Among the effects within the Southern Negro community of the placement laws and the ensuing various court decisions has been a reaction against the old liberal-legal approach to securing civil rights which has dominated its thinking for a generation. The NAACP, the champion of this approach, accordingly has lost stature in the eyes of many Negroes. Actually, of course, one of the purposes of the placement laws has been to “break the NAACP’s back” by imposing an impossible burden of litigation as the price for even modest progress in school integration. It was the NAACP’s long and relentless legal pressure in the first place, after the 1954 Supreme Court ruling, that brought the various placement laws into being; and now the NAACP is making use of every legal means to weaken these laws and ultimately destroy their effectiveness. But meanwhile, the pupil placement roadblock remains substantially effective, and Negro unrest has grown rapidly. It hardly seems too much to say that the lunch counter sit-ins were engendered by the legal experts who wrote the South’s pupil placement laws.
In some instances, though, the Circuit Courts are already beginning to take a closer look at the pupil placement laws. Several recent court rulings suggest that the wall created by the Supreme Court’s favorable 1958 decision on the Alabama statute may not be impenetrable. In 1959, the Fifth Circuit, in a Florida case, held that pupil placement laws did not automatically relieve local school boards from the obligation of beginning a “reasonable start toward full compliance” with the 1954 school decision. In another Florida case this year, the court also ruled that pupil placement criteria must be applied to all students in order to be constitutional—not just to Negro pupils seeking transfer to white schools. In another 1960 case in the Fourth Circuit, the court held that Negroes need not necessarily exhaust administrative procedures under pupil placement laws to seek a decree for a positive desegregation program. In Alexandria, Virginia, the Fourth Circuit warned against the application of the pupil placement criteria solely to Negroes seeking transfer, and further warned against use of the laws to perpetuate separate white and Negro school districts. Thus, these recent rulings suggest conflicts of fact and interpretation which may ultimately result in Supreme Court decisions of broadly applicable rules of law.
Yet meanwhile, the placement laws remain in force with court blessing. Six years after the Supreme Court ruled that segregated schools violate the Constitution, the Negro who wants equality of educational opportunity for his child often stands substantially alone.
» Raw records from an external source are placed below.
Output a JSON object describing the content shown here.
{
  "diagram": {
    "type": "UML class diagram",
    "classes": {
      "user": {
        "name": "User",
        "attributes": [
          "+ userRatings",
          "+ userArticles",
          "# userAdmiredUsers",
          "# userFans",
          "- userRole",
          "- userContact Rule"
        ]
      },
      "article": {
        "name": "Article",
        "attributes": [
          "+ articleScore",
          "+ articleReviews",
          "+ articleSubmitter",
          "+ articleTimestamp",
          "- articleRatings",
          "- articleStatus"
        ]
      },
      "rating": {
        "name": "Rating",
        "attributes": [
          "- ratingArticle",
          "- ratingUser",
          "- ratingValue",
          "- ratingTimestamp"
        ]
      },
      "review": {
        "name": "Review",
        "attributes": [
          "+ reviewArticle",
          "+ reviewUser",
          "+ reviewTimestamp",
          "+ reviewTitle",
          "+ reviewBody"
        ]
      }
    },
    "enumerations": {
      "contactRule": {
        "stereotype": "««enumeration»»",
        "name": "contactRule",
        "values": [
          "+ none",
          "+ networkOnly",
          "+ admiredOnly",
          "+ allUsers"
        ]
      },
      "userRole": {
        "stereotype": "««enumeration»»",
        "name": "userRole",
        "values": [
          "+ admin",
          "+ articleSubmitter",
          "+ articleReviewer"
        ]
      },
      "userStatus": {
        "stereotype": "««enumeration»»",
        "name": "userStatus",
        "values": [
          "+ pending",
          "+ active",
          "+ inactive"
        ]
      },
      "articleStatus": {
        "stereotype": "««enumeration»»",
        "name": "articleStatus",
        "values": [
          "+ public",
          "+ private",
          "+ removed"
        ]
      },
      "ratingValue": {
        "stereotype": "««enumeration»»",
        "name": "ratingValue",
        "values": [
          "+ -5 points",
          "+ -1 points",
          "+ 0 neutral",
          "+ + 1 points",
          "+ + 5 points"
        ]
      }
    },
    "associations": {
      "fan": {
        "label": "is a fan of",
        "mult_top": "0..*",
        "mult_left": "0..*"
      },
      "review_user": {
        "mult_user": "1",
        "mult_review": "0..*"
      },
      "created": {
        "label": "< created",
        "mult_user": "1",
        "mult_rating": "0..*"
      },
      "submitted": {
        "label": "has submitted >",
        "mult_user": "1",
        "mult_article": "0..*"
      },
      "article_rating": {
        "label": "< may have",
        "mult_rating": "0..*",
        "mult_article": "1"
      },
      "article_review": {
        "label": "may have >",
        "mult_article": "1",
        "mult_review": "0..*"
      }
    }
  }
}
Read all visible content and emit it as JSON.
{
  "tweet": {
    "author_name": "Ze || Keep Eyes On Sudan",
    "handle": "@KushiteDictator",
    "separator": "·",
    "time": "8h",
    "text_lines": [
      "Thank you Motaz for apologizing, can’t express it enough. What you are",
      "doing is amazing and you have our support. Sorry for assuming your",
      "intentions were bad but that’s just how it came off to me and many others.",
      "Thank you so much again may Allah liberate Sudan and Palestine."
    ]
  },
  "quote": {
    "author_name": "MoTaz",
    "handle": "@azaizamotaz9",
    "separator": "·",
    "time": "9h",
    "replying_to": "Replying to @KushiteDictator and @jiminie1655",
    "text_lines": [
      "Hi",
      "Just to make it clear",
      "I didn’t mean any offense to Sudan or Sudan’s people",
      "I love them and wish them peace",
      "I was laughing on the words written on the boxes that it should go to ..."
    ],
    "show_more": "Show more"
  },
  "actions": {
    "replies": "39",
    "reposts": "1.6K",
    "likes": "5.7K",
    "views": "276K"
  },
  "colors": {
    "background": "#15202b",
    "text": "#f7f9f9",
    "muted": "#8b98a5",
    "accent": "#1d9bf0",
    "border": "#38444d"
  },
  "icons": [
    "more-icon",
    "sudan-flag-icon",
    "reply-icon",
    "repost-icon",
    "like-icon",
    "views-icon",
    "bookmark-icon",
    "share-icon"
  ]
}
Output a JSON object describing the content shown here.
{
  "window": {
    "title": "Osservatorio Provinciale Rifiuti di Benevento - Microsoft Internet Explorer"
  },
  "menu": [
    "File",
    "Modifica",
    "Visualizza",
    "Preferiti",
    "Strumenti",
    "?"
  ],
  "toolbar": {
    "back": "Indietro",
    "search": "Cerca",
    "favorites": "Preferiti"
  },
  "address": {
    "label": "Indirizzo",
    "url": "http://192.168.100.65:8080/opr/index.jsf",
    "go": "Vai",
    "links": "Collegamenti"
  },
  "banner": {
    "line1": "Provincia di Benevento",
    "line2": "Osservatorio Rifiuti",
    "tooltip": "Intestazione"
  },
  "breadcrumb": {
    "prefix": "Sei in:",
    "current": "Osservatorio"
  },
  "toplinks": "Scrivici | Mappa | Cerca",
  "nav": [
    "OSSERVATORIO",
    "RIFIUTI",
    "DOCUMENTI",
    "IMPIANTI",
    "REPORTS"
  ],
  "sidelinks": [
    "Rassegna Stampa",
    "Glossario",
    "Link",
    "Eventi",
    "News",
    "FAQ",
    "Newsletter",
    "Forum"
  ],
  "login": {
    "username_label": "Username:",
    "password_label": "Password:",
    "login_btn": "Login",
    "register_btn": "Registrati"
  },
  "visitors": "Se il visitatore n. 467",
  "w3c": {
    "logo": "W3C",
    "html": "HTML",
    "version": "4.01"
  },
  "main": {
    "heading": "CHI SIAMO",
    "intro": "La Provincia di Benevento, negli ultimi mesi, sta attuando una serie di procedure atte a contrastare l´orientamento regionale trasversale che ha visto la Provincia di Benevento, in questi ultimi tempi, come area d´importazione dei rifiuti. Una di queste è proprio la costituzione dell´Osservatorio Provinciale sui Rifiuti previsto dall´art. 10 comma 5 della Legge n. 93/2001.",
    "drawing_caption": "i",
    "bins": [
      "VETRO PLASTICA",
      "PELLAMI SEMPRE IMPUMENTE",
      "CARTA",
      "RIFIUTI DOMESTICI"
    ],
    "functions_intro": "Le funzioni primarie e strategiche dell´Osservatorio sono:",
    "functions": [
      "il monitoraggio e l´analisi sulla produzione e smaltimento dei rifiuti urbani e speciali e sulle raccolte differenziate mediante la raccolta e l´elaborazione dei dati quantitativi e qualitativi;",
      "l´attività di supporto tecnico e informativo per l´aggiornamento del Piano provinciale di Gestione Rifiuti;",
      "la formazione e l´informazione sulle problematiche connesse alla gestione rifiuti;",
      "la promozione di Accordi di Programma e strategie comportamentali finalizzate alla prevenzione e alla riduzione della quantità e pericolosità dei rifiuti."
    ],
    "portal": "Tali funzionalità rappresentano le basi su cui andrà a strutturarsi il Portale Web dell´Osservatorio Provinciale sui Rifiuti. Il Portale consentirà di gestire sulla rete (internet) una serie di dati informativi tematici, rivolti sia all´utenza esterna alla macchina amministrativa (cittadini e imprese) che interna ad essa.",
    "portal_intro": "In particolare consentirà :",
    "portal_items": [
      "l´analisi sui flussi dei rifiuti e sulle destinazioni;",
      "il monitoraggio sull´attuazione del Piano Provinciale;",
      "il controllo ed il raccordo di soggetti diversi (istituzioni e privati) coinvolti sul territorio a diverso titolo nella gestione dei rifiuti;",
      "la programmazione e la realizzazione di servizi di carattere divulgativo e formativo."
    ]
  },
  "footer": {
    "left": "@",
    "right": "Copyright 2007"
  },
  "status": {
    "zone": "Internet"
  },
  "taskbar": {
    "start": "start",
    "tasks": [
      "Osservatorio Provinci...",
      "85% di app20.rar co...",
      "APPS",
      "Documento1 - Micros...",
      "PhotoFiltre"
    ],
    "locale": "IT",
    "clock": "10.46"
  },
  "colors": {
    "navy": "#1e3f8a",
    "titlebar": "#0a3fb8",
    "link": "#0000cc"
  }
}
In the next few years, as the intention of full defiance or token compliance becomes the clear position of the hard-core South, the nation will find itself coming closer to a genuine decision on whether or not it really intends the Supreme Court’s ruling of 1954 to become the law of the land. The effect of the pupil placement laws is to focus and sharpen this decision.